* Benchmark yields fall below 2.75 percent to 2-month lows
* Longer-dated yields notch 4th week of decline
* Fed bought $3.30 billion Treasuries due 2020
By Sam Forgione
NEW YORK, Jan 24 U.S. Treasuries prices rose on
Friday with benchmark yields hitting near two-month lows on
safe-haven bids for bonds stemming from worries about tightening
credit conditions in China and a looming currency crisis in
Those worries since Thursday have spurred selling in global
stock markets and other riskier investments as investors
scrambled into the relative safety of cash and U.S. and German
"We've seen a significant rally on a risk-off sentiment
caused by events overseas," said Jake Lowery, portfolio manager
for global rates at ING U.S. Investment Management in Atlanta,
Beijing's effort to rein in its unhealthy growth in
high-risk lending has stoked concerns about how that might
impede expansion of the world's second largest economy.
Argentina meanwhile abandoned support of its currency on the
open market this week, resulting in the peso's biggest drop
since the 2002 financial crisis.

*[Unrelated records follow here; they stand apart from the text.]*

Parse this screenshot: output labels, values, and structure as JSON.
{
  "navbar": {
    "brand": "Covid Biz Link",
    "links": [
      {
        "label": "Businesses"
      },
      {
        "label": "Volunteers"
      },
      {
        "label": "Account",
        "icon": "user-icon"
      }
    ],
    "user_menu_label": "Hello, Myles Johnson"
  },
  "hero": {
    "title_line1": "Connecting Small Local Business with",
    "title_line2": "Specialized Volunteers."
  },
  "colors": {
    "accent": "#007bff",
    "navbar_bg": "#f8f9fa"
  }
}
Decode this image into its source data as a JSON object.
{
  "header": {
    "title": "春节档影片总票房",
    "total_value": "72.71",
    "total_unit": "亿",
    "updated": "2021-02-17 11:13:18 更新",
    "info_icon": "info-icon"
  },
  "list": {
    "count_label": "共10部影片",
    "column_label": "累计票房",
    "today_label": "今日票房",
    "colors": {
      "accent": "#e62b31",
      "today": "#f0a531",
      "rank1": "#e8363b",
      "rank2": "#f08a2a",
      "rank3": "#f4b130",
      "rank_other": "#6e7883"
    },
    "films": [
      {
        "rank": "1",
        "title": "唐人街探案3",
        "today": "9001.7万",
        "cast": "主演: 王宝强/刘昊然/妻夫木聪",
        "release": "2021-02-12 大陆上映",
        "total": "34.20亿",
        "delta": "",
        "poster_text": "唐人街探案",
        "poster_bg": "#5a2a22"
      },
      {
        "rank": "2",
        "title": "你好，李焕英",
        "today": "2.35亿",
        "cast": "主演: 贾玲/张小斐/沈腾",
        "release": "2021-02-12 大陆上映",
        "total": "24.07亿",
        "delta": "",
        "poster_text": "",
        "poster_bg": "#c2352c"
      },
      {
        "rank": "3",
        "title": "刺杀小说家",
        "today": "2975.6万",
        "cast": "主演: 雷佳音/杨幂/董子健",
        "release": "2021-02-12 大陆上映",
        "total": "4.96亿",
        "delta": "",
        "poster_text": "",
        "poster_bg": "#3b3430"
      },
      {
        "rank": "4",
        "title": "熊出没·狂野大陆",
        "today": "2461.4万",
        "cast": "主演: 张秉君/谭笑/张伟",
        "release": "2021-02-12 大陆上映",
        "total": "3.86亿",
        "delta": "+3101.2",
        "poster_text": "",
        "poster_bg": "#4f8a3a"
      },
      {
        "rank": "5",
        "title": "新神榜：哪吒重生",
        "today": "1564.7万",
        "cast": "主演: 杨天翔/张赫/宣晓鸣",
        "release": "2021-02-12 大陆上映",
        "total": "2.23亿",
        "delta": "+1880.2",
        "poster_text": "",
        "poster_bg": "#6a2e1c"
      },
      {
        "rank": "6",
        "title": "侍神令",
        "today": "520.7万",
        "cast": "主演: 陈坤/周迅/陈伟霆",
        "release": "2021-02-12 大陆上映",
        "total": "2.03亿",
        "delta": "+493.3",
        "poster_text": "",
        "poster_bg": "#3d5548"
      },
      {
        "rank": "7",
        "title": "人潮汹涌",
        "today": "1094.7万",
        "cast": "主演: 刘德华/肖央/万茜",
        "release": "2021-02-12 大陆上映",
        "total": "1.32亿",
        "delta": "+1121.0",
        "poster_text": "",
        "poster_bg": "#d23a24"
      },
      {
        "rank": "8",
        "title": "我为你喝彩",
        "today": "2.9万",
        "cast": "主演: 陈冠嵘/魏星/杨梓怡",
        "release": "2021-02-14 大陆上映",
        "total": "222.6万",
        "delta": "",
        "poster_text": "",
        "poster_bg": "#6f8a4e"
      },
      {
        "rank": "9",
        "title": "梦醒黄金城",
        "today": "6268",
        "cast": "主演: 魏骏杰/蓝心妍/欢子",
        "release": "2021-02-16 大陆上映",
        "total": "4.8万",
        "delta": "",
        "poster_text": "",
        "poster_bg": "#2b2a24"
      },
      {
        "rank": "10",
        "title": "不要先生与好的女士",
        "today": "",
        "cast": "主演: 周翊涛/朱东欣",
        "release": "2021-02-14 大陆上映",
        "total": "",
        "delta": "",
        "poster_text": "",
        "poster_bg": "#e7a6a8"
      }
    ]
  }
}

Although chances of Argentina's
woes rippling across Latin America are remote, investors are
worried this could hurt the currencies of Argentina's major
Safety bids for Treasuries stemming from concerns about
China and emerging markets were mitigated by caution ahead of
next week's $111 billion in longer-dated U.S. government debt
supply and the Federal Reserve's two-day policy meeting,
analysts and traders said.
Benchmark 10-year Treasuries notes were up 11/32
in price with a yield of 2.733 percent, down 4 basis points from
late on Thursday. The 10-year yield fell to 2.706 percent
earlier, which was below its 100-day moving average and the
lowest intraday level since Nov. 26, according to Reuters data.
Ten-year and 30-year yields notched four
straight weeks of declines, a move which has not happened since
last March to early April.
On Wall Street, the three major stock indexes stumbled for a
second straight day with the Standard & Poor's 500 index
falling 1.6 percent.
The bond market was also supported by the bond purchase from
the Fed for its stimulus program. The central bank bought $3.30
billion in U.S. government debt that matures Feb. 2020 to Dec.
2020 for its third round of quantitative easing.
Fed policy-makers will meet next Tuesday and Wednesday and
consider whether to further scale back QE3 that is aimed at
holding down long-term borrowing costs to help the economy.
In December, the Federal Open Market Committee pared its
monthly purchases of Treasuries and mortgage-backed securities
by $10 billion to $75 billion in January. The Fed's
policy-setting group is expected by some analysts to cut its
monthly purchases by another $10 billion at its upcoming
"Any dovish change in the tone of the Fed statement could
move the markets given the preponderance of people who believe
there will be a $10 billion taper," said Ira Jersey, U.S.
interest rate strategist at Credit Suisse in New York.